- How to complete this task
What lines of the data below hold the string "need"? Copy each one out.

[Element data from apps and pages]
————

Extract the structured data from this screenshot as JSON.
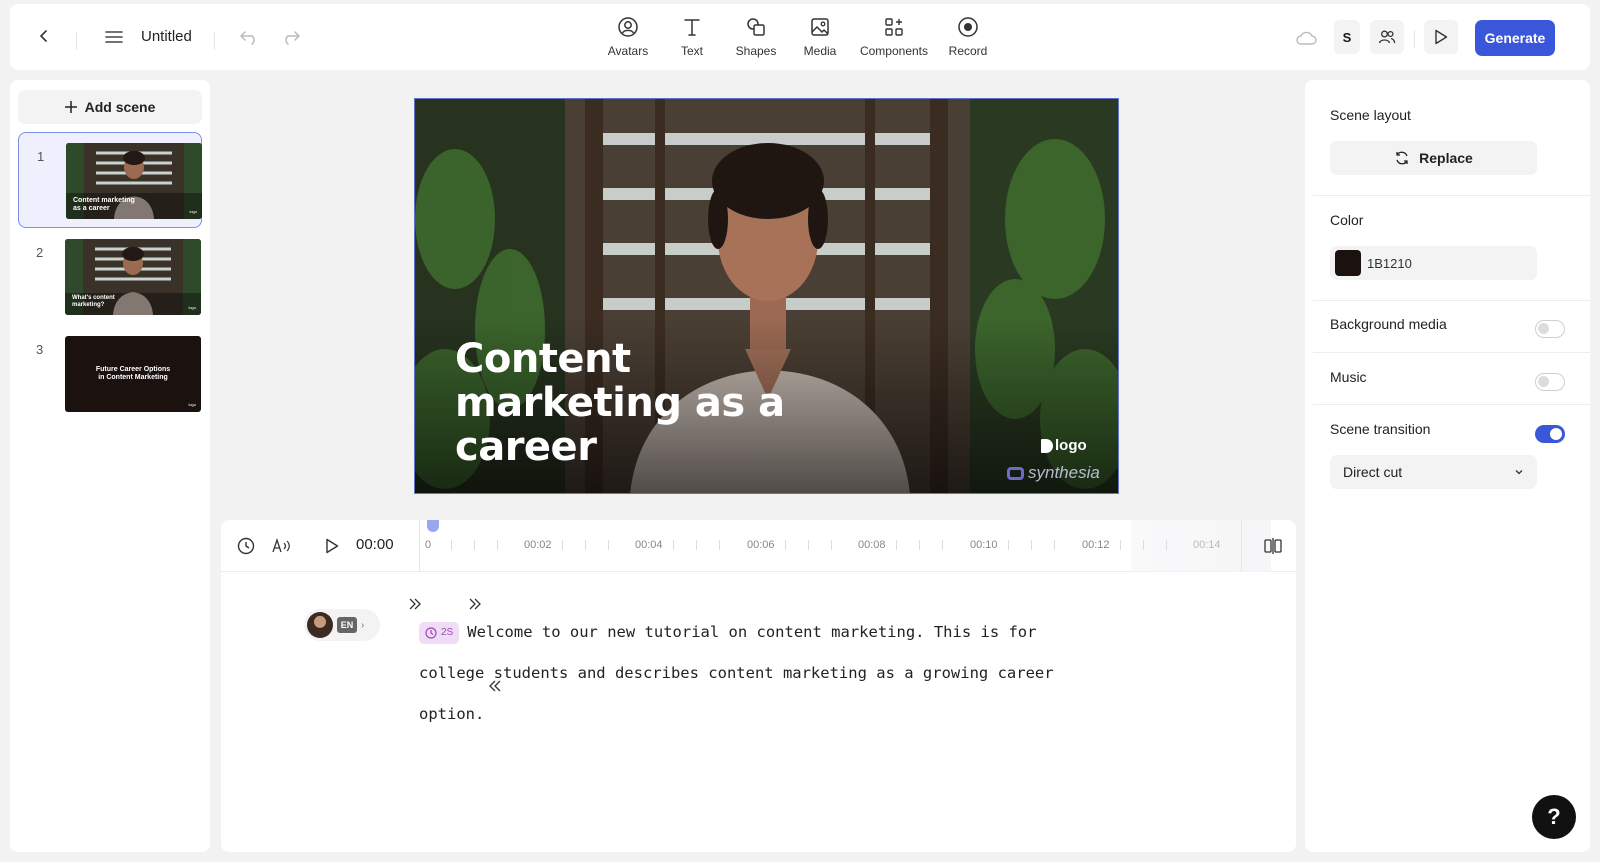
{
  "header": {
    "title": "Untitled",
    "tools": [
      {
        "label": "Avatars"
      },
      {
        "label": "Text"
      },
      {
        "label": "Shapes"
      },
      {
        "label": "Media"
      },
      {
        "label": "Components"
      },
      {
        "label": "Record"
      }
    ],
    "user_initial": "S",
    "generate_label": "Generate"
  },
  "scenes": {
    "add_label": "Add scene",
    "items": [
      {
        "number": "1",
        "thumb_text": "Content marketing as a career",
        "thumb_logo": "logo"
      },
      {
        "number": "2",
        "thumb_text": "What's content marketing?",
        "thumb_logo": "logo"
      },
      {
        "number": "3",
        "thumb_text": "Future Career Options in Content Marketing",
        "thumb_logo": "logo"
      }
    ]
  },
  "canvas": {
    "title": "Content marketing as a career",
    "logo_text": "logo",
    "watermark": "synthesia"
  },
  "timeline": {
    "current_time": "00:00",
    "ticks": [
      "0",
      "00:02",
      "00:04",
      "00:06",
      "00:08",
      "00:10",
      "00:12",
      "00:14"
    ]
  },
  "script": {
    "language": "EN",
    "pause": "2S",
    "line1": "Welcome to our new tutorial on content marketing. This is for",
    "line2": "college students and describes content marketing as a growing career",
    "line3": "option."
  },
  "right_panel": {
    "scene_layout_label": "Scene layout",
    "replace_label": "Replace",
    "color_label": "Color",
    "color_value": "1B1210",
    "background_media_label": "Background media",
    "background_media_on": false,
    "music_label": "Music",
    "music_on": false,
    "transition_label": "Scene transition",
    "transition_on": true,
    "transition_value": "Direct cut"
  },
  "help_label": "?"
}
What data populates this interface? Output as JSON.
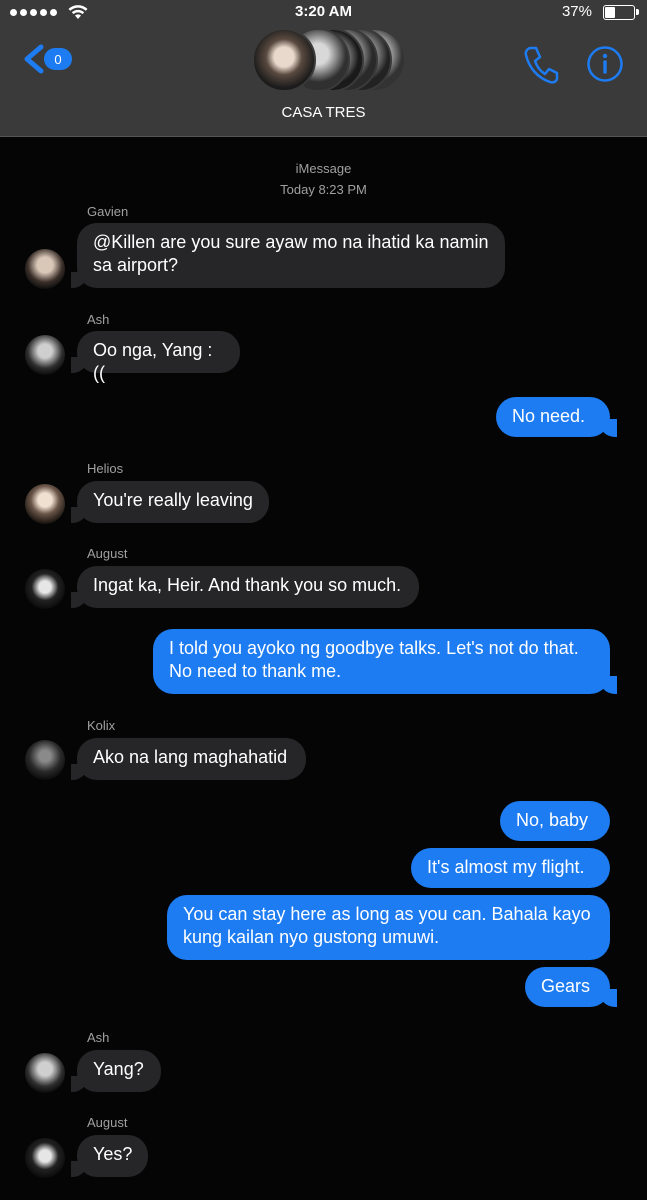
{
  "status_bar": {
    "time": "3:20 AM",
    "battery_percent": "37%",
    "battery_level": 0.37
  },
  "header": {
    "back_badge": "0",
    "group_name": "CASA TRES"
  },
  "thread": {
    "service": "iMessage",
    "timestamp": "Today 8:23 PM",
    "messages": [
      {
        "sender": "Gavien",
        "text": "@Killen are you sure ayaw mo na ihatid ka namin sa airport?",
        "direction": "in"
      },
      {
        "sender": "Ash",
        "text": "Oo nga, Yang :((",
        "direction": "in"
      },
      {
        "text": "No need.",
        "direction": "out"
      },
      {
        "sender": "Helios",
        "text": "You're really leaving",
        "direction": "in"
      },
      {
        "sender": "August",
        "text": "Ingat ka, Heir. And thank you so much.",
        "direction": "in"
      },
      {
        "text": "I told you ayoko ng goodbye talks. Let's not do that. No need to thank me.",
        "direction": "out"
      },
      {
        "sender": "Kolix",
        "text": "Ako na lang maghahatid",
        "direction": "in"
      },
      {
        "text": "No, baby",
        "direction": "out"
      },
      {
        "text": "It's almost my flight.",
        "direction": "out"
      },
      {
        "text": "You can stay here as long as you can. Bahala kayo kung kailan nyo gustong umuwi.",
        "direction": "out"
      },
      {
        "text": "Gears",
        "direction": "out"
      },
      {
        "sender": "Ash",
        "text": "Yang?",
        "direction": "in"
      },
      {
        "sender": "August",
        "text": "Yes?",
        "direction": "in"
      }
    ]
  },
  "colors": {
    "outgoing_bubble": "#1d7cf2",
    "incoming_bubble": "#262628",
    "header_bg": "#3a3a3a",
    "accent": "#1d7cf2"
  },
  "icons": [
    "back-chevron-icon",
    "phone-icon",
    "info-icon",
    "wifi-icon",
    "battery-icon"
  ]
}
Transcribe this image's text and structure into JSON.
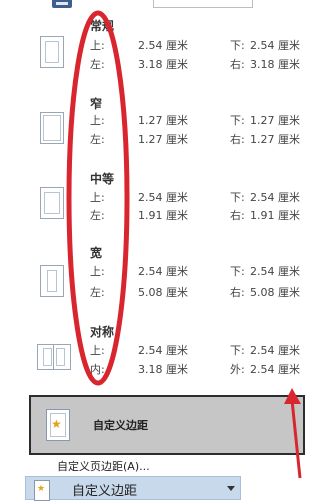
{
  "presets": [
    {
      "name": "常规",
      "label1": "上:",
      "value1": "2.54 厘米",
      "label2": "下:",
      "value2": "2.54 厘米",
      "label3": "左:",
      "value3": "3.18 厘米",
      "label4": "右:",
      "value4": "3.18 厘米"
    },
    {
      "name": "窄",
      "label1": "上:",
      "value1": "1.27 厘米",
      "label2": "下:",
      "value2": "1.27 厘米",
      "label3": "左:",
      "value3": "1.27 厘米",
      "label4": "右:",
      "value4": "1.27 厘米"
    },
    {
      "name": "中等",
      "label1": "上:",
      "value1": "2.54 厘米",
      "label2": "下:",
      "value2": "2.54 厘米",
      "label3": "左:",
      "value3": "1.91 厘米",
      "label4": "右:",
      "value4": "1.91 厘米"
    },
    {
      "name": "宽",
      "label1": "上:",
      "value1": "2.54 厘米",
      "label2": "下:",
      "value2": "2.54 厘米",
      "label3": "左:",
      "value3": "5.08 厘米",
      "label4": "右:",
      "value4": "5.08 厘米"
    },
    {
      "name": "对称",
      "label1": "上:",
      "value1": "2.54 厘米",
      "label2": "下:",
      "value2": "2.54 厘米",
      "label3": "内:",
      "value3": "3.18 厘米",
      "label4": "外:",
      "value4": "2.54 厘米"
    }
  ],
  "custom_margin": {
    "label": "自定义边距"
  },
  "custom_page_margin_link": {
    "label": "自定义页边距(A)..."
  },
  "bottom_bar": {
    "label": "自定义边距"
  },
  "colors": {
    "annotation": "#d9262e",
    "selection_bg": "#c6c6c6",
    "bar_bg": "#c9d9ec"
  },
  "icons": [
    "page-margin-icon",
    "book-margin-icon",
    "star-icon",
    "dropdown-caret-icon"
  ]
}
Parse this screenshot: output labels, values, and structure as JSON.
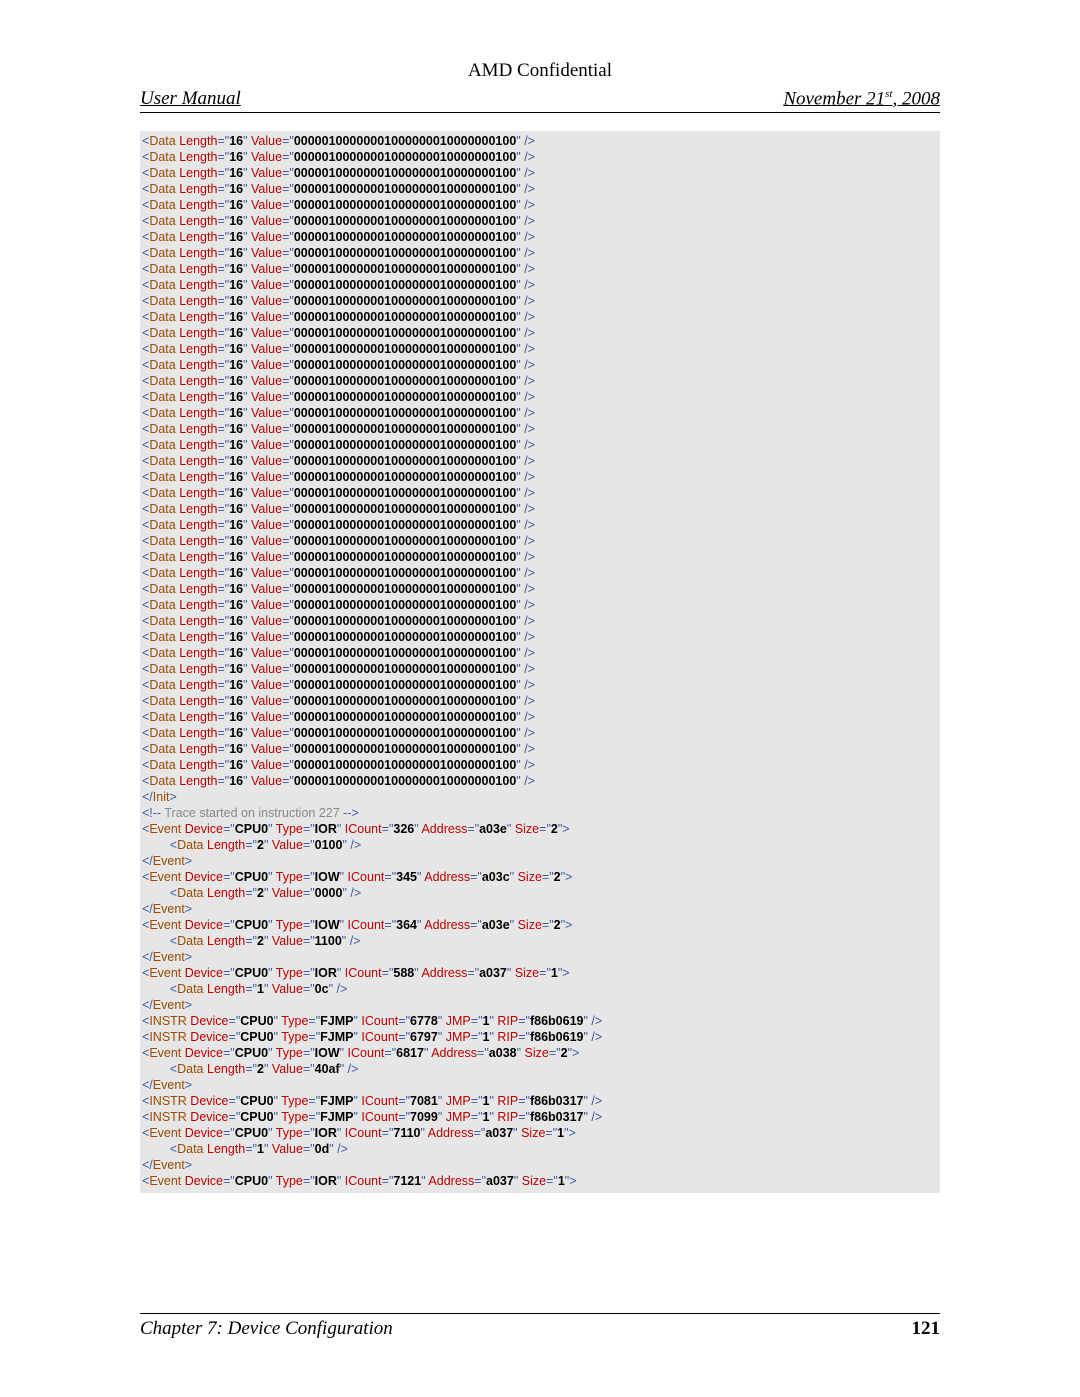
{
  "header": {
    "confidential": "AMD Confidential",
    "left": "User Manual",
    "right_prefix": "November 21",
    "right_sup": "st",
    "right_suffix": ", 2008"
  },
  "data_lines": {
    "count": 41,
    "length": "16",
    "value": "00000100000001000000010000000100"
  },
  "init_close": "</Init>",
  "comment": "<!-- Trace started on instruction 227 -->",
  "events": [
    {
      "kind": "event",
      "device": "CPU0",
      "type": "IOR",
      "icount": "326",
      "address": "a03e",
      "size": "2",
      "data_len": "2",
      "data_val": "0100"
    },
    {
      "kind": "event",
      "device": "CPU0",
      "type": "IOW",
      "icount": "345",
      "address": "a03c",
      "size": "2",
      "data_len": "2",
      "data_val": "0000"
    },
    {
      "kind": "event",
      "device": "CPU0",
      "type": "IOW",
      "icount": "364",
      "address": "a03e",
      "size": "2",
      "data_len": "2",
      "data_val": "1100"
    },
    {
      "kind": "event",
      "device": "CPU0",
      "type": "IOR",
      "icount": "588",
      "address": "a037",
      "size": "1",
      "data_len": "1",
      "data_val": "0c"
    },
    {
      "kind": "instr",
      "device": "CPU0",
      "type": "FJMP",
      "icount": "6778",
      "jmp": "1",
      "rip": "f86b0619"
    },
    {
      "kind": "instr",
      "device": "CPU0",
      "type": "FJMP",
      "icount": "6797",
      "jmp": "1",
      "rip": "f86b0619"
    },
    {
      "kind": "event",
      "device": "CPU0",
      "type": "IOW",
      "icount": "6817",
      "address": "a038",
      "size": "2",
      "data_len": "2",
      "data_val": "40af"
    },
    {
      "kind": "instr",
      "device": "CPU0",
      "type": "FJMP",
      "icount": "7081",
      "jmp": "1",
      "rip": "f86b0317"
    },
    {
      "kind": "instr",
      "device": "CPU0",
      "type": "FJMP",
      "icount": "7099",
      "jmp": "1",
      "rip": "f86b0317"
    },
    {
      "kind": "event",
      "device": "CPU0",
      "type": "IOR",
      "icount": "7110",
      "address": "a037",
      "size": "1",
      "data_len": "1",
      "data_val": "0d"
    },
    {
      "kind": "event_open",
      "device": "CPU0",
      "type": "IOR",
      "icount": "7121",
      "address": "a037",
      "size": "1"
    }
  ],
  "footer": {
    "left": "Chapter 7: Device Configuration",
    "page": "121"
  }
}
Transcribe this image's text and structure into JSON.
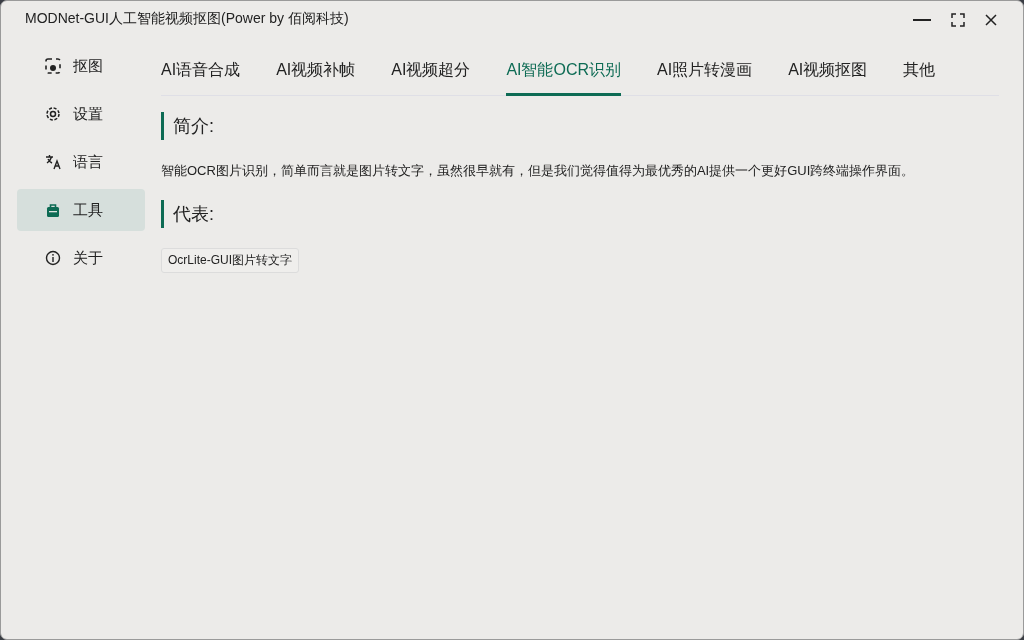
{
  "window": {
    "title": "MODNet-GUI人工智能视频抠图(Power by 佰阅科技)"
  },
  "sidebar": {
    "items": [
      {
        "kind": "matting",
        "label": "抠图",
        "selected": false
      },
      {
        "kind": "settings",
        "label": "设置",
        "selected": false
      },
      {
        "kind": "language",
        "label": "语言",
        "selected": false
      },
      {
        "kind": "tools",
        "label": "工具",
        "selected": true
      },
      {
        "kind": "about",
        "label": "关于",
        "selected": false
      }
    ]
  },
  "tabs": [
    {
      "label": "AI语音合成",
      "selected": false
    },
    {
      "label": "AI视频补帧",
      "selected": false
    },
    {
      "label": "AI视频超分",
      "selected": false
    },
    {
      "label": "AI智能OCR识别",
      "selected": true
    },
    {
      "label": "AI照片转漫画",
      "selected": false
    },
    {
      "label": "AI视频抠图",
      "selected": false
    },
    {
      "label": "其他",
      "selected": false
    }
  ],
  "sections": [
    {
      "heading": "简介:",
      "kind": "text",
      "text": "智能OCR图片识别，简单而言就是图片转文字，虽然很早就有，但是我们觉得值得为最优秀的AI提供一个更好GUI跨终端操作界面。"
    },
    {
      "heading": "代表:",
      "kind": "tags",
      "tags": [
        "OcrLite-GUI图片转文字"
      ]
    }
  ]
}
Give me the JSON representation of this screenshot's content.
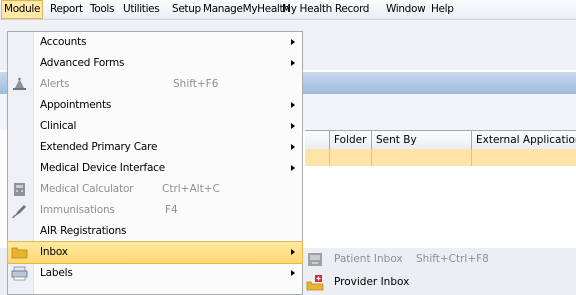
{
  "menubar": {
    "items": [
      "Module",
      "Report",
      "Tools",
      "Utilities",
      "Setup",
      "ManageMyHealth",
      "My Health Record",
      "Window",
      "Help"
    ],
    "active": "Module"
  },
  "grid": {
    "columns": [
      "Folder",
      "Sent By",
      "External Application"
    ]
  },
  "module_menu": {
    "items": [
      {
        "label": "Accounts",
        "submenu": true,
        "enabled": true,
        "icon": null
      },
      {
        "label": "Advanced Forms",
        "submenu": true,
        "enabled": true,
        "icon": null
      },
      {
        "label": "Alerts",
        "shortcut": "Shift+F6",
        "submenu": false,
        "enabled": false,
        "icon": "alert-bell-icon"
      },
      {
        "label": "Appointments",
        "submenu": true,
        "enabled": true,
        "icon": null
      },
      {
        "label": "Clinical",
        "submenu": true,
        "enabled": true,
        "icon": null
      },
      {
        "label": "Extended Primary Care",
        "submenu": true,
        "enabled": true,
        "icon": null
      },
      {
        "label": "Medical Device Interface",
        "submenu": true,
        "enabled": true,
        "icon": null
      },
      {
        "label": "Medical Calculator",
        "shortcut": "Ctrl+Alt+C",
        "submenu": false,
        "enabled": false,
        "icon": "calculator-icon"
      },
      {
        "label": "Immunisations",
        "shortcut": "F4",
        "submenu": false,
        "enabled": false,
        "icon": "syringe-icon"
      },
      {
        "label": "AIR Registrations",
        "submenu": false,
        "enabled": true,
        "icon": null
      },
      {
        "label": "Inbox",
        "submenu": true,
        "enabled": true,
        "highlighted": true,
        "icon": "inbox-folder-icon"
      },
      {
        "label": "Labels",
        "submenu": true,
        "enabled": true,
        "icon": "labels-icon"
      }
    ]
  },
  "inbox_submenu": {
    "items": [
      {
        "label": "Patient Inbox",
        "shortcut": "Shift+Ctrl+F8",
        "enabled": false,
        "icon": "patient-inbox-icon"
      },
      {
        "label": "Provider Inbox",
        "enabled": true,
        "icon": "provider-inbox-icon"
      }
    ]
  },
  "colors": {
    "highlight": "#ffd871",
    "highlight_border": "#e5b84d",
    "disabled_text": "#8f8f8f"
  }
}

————

- Your response
        "text": "No need.",
        "text": "I told you ayoko ng goodbye talks. Let's not do that. No need to thank me.",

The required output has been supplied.